Dr. Esham also has a reminder about pollen problems. She said they extend to what you eat in what is called pollen-food allergy syndrome. The syndrome is caused by cross-reacting allergens found in pollen and raw fruits, vegetables and some tree nuts.

"If you're allergic to birch tree, some people when they eat apples they have mouth tingling,“ Dr. Esham said. These same people will think they have an allergy to apples, “but it's actually the birch pollens — your body thinks it's eating the birch tree.”

It’s not just apples, the American College of Allergy, Asthma & Immunology says allergies to birch pollen can trigger reactions to almonds, carrots, celery, cherries, grass pollen celery, melons, oranges, peaches and tomatoes.

Ragweed can trigger allergic reactions to eating banana, cucumber, melons, sunflower seeds and zucchini.
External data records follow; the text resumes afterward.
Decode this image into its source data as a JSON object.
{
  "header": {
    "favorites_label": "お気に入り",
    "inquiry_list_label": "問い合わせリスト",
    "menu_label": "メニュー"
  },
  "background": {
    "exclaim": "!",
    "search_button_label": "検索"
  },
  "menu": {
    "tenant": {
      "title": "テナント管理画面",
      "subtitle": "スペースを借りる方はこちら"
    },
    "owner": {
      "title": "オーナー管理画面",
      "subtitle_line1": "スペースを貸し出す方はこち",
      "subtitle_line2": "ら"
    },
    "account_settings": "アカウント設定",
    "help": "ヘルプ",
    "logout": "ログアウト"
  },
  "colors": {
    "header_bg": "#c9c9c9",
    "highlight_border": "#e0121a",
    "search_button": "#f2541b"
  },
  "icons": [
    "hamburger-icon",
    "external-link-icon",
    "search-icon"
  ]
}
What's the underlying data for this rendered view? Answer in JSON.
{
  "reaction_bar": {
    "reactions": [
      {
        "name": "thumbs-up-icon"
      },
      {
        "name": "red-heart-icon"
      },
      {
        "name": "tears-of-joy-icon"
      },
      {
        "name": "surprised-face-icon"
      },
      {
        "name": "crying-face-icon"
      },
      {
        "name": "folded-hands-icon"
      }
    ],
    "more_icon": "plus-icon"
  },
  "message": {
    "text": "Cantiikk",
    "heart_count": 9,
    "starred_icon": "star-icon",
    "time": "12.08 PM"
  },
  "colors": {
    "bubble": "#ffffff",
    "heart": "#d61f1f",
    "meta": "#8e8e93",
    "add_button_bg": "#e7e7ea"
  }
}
Avoiding the food in raw forms is the most common way to manage oral allergy syndrome.

For some people, if there is significant throat discomfort or difficulty swallowing, it may require the allergist to prescribe an epinephrine auto-injector.